|Web Attacks||IP addresses involved in cross site scripting, iFrame injection, SQL injection, cross domain injection, or domain password brute force.|
|Windows Exploits||Active IP addresses that have exercised various exploits against Windows resources by offering or distributing malware, shell code, rootkits, worms, or viruses using browsers, programs, downloaded files, scripts, or operating system vulnerabilities.|
Attack types the rules or patterns that identify attacks or classes of attacks on a web application and its components. Essential App Protect compares patterns in the attack signatures against the contents of requests and responses looking for potential attacks. Some of the signatures are designed to protect specific operating systems, web servers, databases, frameworks or applications.
|Abuse of Functionality||Uses a web site’s own features and functionality to consume, defraud, or circumvent the application’s access control mechanisms.|
|Authentication/Authorization Attacks||Targets a web site’s method of validating the identity of a user, service or application. Authorization attacks target a web site’s method of determining if a user, service, or application has the necessary permissions to perform a requested action.|
|Buffer Overflow||Alters the flow on an application by overwriting parts of memory. An attacker could trigger a buffer overflow by sending a large amount of unexpected data to a vulnerable component of the web server.|
|Command Execution||Occurs when an attacker manipulates the data in a user-input field, by submitting commands that could alter the web page content or web application by running a shell command on a remote server to reveal sensitive data-for example, a list of users on a server.|
|Cross-site Scripting (XSS)||Forces a web site to echo attacker-supplied executable code, which loads in a user’s browser.|
|Denial of Service||Overwhelms system resources to prevent a web site from serving normal user activity.|
|Detection Evasion||Attempts to disguise or hide an attack to avoid detection by an attack signature.|
|Directory Indexing||Involves a web server function that lists all of the files within a requested directory if the normal base file is not present.|
|HTTP Response Splitting||Pertains to an attempt to deliver a malicious response payload to an application user.|
|Information Leakage||Occurs when a web site reveals sensitive data, such as developer comments or error messages, which may aid an attacker in exploiting the system.|
|LDAP Injection||Concerns an attempt to exploit web sites that construct LDAP statements from user-supplied input.|
|Non-browser Client||Relates to an attempt by automated client access to obtain sensitive information.
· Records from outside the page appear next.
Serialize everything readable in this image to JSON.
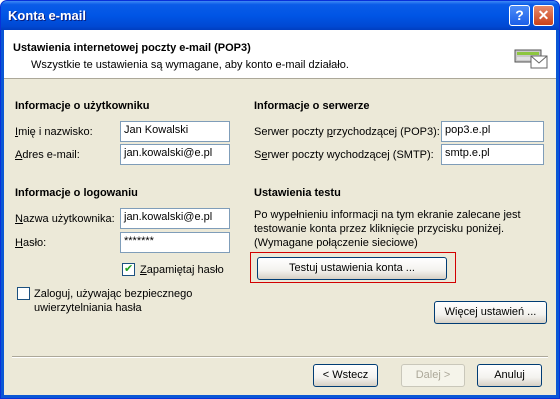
{
  "window": {
    "title": "Konta e-mail",
    "help_label": "?",
    "close_label": "✕"
  },
  "header": {
    "title": "Ustawienia internetowej poczty e-mail (POP3)",
    "subtitle": "Wszystkie te ustawienia są wymagane, aby konto e-mail działało.",
    "icon": "mail-server-icon"
  },
  "user_info": {
    "heading": "Informacje o użytkowniku",
    "name_label_ul": "I",
    "name_label_rest": "mię i nazwisko:",
    "name_value": "Jan Kowalski",
    "email_label_ul": "A",
    "email_label_rest": "dres e-mail:",
    "email_value": "jan.kowalski@e.pl"
  },
  "server_info": {
    "heading": "Informacje o serwerze",
    "in_label_a": "Serwer poczty ",
    "in_label_ul": "p",
    "in_label_b": "rzychodzącej (POP3):",
    "in_value": "pop3.e.pl",
    "out_label_a": "S",
    "out_label_ul": "e",
    "out_label_b": "rwer poczty wychodzącej (SMTP):",
    "out_value": "smtp.e.pl"
  },
  "logon_info": {
    "heading": "Informacje o logowaniu",
    "user_label_ul": "N",
    "user_label_rest": "azwa użytkownika:",
    "user_value": "jan.kowalski@e.pl",
    "pass_label_ul": "H",
    "pass_label_rest": "asło:",
    "pass_value": "*******",
    "remember_label_ul": "Z",
    "remember_label_rest": "apamiętaj hasło",
    "remember_checked": true,
    "spa_label_line1": "Zaloguj, używając bezpiecznego",
    "spa_label_line2": "uwierzytelniania hasła",
    "spa_checked": false
  },
  "test_settings": {
    "heading": "Ustawienia testu",
    "description_line1": "Po wypełnieniu informacji na tym ekranie zalecane jest",
    "description_line2": "testowanie konta przez kliknięcie przycisku poniżej.",
    "description_line3": "(Wymagane połączenie sieciowe)",
    "test_button": "Testuj ustawienia konta ...",
    "more_button": "Więcej ustawień ..."
  },
  "footer": {
    "back": "< Wstecz",
    "next": "Dalej >",
    "cancel": "Anuluj"
  },
  "colors": {
    "titlebar": "#0055e5",
    "face": "#ece9d8",
    "highlight": "#d20000",
    "border": "#7f9db9"
  }
}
HTML comments, error messages, source code, or accessible files may contain sensitive information.|
|Other Application Attacks||Represents attacks that do not fit into the more explicit attack classifications, including email injection, HTTP header injection, attempts to access local files, potential worm attacks, CDATA injection, and session fixation.|
|Path Traversal||Forces access to files, directories, and commands that potentially reside outside the web document root directory.|
|Predictable Resource Location||Attempts to uncover hidden web site content and functionality.|
|Remote File Include||Occurs as a result of unclassified application attacks such as when applications use parameters to pass URLs between pages.|
|Server Side Code Injection||Attempts to exploit the server and allow an attacker to send code to a web application, which the web server runs locally.|
|SQL-Injection||Attempts to exploit web sites that construct SQL statements from user-supplied input.|
|Trojan/Backdoor/Spyware||Tries to circumvent a web server’s or web application’s built-in security by masking the attack within a legitimate communication. For example, an attacker may include an attack in an email or Microsoft Word document, and when a user opens the email or document, the attack starts.|
|Vulnerability Scan||Uses an automated security program to probe a web application for software vulnerabilities.|
|XPath Injection||Occurs when an attempt is made to inject XPath queries into the vulnerable web application.|